====== Data for this task ======
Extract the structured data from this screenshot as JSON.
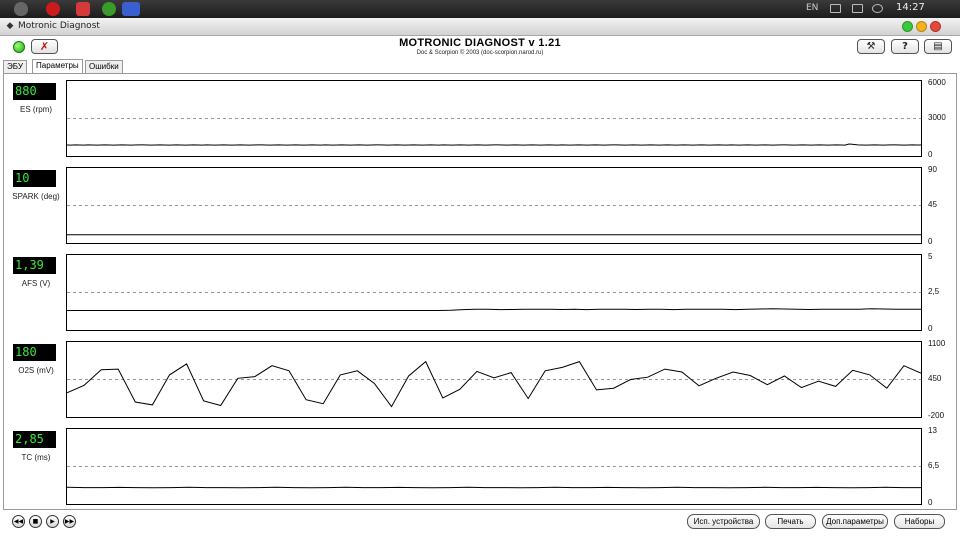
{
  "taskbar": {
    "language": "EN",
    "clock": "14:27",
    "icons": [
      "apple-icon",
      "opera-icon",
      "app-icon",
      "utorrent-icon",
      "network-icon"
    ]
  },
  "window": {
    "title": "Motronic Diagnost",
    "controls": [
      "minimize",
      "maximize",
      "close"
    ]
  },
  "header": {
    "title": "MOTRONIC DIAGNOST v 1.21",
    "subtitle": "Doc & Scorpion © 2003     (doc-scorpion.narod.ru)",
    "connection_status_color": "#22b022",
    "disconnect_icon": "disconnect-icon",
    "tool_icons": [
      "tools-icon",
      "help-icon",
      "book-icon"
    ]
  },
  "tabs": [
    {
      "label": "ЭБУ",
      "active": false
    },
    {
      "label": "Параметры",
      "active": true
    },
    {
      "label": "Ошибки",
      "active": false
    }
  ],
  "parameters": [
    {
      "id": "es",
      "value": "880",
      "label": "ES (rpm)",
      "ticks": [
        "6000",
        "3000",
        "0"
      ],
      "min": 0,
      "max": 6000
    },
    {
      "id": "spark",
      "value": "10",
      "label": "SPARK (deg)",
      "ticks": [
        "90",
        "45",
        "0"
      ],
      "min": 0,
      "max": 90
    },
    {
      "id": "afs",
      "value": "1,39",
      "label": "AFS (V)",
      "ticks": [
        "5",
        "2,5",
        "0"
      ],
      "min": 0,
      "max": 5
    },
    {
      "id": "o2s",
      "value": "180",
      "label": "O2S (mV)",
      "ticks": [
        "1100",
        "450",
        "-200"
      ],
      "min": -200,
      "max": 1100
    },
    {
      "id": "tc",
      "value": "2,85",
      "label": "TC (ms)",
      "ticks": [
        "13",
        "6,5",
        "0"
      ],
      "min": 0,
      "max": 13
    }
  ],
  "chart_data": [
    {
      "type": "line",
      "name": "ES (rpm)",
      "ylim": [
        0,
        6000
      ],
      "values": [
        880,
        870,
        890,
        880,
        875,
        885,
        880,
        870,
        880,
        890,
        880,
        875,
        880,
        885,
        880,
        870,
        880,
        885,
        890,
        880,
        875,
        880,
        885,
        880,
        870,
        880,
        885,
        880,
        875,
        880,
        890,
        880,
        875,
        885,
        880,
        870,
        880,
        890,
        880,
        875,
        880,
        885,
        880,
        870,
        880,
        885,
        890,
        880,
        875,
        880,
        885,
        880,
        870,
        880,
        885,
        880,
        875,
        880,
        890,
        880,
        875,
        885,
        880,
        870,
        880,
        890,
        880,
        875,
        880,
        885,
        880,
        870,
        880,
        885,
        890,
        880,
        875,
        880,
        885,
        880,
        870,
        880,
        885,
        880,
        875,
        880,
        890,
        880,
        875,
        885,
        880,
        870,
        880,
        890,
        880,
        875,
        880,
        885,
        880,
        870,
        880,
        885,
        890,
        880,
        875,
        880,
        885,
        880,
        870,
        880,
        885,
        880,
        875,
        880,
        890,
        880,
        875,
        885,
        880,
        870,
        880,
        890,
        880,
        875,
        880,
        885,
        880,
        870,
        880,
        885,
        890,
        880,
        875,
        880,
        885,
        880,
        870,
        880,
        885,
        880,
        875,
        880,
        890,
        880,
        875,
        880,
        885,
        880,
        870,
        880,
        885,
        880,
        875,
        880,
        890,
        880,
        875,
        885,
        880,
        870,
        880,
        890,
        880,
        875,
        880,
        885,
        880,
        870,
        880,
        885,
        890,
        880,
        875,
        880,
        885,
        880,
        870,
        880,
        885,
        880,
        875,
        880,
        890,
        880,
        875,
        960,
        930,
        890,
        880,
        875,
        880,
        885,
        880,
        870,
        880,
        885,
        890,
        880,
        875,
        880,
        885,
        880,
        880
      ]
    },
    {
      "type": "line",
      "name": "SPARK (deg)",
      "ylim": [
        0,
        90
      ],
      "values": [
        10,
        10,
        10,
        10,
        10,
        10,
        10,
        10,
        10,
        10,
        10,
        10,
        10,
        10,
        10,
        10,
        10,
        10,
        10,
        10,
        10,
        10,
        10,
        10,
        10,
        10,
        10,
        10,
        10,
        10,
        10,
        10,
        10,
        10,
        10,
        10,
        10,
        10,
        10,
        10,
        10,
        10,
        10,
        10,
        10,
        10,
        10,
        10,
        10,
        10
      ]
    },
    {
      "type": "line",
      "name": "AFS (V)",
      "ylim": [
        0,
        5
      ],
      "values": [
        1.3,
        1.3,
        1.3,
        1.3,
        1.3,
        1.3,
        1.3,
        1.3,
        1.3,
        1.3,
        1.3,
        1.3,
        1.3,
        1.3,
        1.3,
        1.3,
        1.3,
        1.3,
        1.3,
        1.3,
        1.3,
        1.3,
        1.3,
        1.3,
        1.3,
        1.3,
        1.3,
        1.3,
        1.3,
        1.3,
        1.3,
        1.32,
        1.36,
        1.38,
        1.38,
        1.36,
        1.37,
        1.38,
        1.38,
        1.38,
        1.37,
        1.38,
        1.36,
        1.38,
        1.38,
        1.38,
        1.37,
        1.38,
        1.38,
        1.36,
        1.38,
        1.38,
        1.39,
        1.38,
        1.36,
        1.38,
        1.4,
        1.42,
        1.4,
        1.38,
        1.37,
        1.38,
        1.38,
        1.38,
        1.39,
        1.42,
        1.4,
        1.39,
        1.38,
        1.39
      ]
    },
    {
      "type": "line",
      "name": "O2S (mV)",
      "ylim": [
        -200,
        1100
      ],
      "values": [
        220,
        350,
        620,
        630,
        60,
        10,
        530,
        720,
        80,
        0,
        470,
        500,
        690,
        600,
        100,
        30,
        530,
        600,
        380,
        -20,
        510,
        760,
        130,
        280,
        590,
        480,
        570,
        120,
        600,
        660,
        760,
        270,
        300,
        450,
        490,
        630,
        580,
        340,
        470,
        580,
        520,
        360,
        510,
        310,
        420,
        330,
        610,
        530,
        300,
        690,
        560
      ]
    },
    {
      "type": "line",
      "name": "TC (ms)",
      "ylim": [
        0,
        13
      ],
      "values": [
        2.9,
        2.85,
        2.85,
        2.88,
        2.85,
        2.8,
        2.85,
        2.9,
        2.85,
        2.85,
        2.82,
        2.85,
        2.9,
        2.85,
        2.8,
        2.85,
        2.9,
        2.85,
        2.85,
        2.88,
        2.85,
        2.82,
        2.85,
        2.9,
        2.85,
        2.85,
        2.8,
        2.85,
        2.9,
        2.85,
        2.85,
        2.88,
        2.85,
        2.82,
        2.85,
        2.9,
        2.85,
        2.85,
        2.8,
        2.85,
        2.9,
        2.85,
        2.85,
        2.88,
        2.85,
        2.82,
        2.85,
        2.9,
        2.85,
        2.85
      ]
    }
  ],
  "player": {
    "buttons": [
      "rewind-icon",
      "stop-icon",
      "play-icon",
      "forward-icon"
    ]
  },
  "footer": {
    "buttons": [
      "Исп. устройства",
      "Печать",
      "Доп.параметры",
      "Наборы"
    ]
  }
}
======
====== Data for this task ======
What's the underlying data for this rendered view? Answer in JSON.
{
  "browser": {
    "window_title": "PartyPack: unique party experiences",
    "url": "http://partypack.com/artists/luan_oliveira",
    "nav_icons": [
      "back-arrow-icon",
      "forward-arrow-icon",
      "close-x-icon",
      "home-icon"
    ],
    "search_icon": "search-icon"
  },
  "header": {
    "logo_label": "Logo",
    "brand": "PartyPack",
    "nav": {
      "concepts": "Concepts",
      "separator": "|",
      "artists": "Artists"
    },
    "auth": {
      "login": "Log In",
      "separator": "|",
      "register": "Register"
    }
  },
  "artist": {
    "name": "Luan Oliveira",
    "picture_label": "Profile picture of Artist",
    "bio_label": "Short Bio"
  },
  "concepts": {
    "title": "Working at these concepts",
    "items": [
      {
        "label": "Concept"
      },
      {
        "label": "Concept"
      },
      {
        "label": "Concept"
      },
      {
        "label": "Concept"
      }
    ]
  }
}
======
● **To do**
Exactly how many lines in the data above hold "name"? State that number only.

● **Response area**
6